As we approached the 515, which was practically stopped in the water, one of the officers apparently gave out and slipped off of the raft. Before he could be recovered he had drowned. As we were hauled up on the 515, the commanding officer, Captain Schwartz[sic] was taken aboard, put with a number of the other survivors and died shortly after being given emergency first aid. His death is believed to be due to exposure and shock.

Aboard the LST 507 were 165 naval personnel which included 14 officers. In Army personnel, we had 282. From this group, 89 of the navy personnel, including 8 officers are listed as survivors, five were picked up and taken to hospitals and being, wounded, a total of 94 survivors. Fifty eight men were picked up as dead, and 13 are still carried as missing. In the Army 131 are listed as dead or missing, 151 were picked up as survivors, 19 of whom were hospitalized.

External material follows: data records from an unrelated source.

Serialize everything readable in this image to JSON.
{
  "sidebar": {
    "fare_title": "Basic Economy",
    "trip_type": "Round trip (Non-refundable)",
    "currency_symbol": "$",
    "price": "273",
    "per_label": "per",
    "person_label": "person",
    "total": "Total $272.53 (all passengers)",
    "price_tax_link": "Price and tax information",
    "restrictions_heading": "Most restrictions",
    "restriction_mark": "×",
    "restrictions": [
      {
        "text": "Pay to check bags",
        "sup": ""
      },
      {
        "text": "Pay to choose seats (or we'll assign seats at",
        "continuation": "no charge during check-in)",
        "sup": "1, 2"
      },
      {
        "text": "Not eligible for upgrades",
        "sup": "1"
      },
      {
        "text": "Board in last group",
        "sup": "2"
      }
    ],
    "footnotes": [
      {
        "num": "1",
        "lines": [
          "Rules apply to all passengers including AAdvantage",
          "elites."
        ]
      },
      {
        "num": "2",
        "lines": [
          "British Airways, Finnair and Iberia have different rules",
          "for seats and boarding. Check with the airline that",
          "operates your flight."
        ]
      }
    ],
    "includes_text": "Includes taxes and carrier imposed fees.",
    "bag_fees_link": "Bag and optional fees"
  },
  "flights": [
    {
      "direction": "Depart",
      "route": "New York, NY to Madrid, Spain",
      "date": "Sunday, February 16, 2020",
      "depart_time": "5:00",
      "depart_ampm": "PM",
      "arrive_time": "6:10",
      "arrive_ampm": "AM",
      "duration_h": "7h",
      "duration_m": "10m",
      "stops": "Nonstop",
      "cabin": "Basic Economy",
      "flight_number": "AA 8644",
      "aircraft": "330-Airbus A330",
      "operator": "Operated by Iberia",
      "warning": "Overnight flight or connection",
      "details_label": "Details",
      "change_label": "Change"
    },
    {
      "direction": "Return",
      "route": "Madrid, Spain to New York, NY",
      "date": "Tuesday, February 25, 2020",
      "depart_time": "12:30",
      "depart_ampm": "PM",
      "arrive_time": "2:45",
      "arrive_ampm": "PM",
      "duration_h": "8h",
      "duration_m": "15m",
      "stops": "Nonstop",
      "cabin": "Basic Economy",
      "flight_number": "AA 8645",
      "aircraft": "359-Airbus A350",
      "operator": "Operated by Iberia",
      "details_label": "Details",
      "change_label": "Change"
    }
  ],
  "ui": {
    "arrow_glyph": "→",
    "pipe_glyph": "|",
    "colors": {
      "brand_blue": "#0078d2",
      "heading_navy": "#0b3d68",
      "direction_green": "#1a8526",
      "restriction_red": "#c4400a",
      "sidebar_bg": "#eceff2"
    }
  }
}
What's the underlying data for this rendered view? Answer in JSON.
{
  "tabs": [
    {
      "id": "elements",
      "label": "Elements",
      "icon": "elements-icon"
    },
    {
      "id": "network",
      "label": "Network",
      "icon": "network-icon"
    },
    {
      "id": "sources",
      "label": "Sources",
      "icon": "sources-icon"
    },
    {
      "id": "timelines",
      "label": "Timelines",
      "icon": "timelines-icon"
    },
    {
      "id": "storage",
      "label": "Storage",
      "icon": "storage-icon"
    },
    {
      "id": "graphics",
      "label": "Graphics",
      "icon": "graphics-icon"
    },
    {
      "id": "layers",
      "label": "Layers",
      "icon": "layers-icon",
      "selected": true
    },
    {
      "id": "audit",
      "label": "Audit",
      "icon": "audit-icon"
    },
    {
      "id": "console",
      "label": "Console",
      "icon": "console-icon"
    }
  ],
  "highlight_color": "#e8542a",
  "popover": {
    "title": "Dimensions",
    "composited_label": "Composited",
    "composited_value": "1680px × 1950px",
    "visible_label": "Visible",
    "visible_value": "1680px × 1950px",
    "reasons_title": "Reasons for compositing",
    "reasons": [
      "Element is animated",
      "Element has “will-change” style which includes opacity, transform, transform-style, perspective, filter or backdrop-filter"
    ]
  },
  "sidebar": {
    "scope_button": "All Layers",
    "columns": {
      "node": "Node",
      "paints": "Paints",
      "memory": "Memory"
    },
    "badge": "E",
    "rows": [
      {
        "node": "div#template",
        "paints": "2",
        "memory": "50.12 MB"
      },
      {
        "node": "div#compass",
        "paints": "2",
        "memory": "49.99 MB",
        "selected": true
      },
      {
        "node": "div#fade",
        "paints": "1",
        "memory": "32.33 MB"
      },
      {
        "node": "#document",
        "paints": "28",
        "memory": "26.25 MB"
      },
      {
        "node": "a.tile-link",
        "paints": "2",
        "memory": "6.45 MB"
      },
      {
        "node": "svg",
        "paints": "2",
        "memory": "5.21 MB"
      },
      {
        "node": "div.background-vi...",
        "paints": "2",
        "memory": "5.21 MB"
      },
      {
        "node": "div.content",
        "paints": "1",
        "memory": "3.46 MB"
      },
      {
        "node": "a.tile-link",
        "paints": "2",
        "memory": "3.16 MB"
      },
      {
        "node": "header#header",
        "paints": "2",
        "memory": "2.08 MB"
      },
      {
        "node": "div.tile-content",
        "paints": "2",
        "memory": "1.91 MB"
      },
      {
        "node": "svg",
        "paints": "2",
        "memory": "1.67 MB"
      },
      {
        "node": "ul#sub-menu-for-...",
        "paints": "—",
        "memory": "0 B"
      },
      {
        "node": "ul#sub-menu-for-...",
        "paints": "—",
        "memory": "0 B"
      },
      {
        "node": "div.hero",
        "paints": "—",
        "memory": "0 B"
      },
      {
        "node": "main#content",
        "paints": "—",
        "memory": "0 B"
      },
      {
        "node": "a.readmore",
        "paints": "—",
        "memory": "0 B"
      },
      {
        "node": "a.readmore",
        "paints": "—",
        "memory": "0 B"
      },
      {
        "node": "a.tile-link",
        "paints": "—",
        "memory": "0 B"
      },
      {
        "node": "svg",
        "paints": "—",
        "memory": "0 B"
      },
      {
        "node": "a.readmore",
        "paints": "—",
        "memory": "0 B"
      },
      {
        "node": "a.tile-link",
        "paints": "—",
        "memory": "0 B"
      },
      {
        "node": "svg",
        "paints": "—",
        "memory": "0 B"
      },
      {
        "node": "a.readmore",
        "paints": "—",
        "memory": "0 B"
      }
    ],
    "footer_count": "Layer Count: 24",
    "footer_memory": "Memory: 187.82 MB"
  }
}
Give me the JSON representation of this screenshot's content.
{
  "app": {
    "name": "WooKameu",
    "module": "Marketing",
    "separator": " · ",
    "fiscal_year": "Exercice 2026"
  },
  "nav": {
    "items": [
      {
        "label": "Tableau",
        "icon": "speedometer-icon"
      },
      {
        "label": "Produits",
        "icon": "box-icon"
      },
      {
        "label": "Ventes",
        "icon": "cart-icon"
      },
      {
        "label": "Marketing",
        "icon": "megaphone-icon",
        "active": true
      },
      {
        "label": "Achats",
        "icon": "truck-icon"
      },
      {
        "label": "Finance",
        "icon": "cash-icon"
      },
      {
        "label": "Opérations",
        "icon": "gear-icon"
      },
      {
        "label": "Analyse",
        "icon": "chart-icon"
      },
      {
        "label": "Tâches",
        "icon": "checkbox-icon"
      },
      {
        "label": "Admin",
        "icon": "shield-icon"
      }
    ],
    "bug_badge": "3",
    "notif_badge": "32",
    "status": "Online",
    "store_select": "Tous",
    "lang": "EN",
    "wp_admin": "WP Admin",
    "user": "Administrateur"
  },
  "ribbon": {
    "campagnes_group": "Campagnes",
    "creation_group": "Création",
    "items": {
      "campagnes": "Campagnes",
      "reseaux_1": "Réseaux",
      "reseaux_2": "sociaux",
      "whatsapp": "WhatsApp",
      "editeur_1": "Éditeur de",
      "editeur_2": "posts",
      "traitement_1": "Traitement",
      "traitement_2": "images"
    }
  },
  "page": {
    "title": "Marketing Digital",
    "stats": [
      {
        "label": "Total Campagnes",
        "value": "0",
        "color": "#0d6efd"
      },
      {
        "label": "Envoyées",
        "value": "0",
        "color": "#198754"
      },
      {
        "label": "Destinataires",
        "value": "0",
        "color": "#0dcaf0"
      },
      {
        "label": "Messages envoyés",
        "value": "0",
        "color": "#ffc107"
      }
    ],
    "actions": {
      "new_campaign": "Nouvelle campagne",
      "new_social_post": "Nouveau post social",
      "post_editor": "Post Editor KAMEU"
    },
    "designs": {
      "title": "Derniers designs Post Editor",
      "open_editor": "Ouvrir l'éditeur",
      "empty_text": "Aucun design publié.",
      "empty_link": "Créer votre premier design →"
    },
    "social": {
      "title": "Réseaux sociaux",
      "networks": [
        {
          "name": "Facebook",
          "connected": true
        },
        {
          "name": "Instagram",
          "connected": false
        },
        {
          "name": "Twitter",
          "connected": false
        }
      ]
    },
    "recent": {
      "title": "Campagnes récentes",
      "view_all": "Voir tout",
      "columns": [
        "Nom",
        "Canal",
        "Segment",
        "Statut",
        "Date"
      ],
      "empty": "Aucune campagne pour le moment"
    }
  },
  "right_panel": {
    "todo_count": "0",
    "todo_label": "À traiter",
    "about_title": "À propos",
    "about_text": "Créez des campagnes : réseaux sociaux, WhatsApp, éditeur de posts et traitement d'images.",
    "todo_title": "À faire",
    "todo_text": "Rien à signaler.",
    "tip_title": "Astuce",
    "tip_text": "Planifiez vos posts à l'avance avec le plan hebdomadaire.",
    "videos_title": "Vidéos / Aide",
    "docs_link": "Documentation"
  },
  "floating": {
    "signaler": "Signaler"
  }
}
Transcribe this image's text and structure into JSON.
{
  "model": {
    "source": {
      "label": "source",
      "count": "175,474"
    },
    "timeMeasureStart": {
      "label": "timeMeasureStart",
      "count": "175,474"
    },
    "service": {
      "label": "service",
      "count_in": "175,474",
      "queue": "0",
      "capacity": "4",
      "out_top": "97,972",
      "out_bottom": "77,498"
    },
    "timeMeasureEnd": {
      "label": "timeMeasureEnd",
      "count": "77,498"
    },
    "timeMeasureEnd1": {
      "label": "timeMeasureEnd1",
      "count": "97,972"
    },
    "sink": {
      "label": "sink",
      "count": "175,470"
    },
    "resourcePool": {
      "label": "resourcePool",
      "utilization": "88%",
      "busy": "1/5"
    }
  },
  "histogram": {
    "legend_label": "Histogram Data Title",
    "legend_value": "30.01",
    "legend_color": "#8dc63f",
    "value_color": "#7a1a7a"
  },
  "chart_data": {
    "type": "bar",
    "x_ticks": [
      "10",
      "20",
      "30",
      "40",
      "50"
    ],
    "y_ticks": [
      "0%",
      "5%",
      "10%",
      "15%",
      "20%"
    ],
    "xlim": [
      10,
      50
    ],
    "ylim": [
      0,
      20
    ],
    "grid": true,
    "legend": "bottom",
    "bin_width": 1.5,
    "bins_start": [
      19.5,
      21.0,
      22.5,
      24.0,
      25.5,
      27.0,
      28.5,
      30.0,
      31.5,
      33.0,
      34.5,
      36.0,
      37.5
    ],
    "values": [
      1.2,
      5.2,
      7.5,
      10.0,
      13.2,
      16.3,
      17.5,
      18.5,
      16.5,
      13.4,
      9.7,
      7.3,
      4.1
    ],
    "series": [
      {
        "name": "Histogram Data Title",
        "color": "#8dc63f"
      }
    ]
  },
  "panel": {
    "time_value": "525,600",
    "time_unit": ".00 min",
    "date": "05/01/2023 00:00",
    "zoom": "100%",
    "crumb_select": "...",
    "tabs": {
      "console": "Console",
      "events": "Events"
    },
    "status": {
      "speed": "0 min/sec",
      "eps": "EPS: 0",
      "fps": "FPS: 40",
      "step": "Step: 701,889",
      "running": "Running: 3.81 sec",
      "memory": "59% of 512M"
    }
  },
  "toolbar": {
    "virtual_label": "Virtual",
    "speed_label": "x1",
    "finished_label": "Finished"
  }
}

The gunfire coming from our port quarter was observed at approximately 1:35. The ship was torpedoed at approximately 2:03, the order to abandon ship was given at approximately 2:30 and the Captain and the Executive Officer left the ship at approximately 2:40. The ship was last noticed with its bow sticking up at approximately 3:15. The survivors on the raft on which the narrator was holding on was picked up at approximately 0600.

During the night of April 27, and the early morning of April 28, the weather would be considered as being probably fairly good. The wind was from gentle to zero. A quarter moon was low and setting. The sea was calm, the visibility was fair to good.

Lieutenant Porter:
Lieutenant, I understand that some other ships in this exercise were hit. Did you see anything of that?

Lieutenant Murdock:
We saw the ship immediately ahead take a hit, the 289. However, the 289 was hit dead astern and did make its way into port. The LST 531 which it is believed was fourth in column was hit by two torpedoes and it is understood it sank possibly within six minutes or so.

Lieutenant Porter:
Did you see these hits while you were still on board ship, or after you had gotten into the water?

Lieutenant Murdock:
We saw the ship immediately ahead break into flame and heard the explosion, beyond that we know very little about what went on. We did not see the 531 get hit, we only saw the flames from the 531 which was quite some distance ahead.

Lieutenant Porter:
These events that you describe you saw before you had abandoned ship?

Lieutenant Murdock:
All of this was noticed prior to the time we abandoned ship. Naturally after getting into the water we noticed the 531 aflame possibly a mile and a half or two miles distant from us. The LST 507 was torpedoed first and it is understood that the 289 was hit, then the 531, in as much as when we were hit we stopped and the other ships continued, it can be assumed that the column pulled away from our particular ship.

Lieutenant Porter:
Was any effort made to report your damage by TES or any other way to the Convoy Commodore?

Lieutenant Murdock:
We made every effort to contact the Commodore, but since all power had failed when the explosion took place, we had no means of communication whatsoever, either by TES or radio.

Lieutenant Porter:
These Army troops you had aboard, were they a hospital unit?

Lieutenant Murdock:
No sir, the Army personnel aboard were men who were [remainder of sentence unintelligible].

Lieutenant Porter:
In other words, they were assault troops.

Lieutenant Murdock:
Yes sir.

END